━━━━━ Supplied information ━━━━━

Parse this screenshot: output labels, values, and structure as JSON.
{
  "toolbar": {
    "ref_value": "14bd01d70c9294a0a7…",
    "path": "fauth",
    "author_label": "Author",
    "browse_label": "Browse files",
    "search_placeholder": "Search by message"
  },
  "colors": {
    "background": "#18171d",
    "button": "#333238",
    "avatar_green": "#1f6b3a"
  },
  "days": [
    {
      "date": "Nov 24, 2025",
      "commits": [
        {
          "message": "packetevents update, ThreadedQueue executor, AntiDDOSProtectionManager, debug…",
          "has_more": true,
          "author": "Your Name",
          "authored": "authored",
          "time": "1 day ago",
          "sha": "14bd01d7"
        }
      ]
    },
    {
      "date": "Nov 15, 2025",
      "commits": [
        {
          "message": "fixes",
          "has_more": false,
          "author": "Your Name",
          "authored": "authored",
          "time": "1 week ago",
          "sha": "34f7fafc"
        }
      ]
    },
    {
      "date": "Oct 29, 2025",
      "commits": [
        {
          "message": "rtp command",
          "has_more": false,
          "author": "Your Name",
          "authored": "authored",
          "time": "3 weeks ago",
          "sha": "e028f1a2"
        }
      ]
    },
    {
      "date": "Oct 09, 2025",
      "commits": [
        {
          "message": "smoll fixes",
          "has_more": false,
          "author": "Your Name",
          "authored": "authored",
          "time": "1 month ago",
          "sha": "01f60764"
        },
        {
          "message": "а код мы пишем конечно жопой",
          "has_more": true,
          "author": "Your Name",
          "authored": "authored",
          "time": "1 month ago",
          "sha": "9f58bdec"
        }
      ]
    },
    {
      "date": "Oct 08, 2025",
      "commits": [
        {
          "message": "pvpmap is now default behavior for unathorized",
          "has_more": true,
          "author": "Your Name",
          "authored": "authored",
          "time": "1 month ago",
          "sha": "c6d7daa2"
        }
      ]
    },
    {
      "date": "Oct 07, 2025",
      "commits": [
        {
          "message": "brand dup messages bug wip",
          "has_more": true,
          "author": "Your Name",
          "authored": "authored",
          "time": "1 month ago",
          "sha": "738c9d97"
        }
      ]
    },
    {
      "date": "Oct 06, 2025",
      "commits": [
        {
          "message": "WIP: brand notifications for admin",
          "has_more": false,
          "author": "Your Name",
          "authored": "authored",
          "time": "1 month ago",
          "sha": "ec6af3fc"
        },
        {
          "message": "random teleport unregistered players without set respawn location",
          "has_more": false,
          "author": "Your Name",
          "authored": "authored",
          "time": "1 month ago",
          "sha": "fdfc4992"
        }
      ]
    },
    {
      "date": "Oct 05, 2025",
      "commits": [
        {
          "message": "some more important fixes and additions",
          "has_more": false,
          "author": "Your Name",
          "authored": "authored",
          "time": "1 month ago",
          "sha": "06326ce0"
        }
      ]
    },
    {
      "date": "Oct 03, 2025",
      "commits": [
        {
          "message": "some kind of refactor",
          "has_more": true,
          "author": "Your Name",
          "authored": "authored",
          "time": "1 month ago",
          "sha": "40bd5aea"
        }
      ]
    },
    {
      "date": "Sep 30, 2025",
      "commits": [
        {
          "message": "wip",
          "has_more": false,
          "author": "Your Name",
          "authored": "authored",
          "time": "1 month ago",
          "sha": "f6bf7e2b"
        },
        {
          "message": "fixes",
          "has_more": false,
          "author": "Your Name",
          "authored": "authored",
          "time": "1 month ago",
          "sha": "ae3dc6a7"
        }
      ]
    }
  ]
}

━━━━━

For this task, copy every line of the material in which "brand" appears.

Result below —
          "message": "brand dup messages bug wip",
          "message": "WIP: brand notifications for admin",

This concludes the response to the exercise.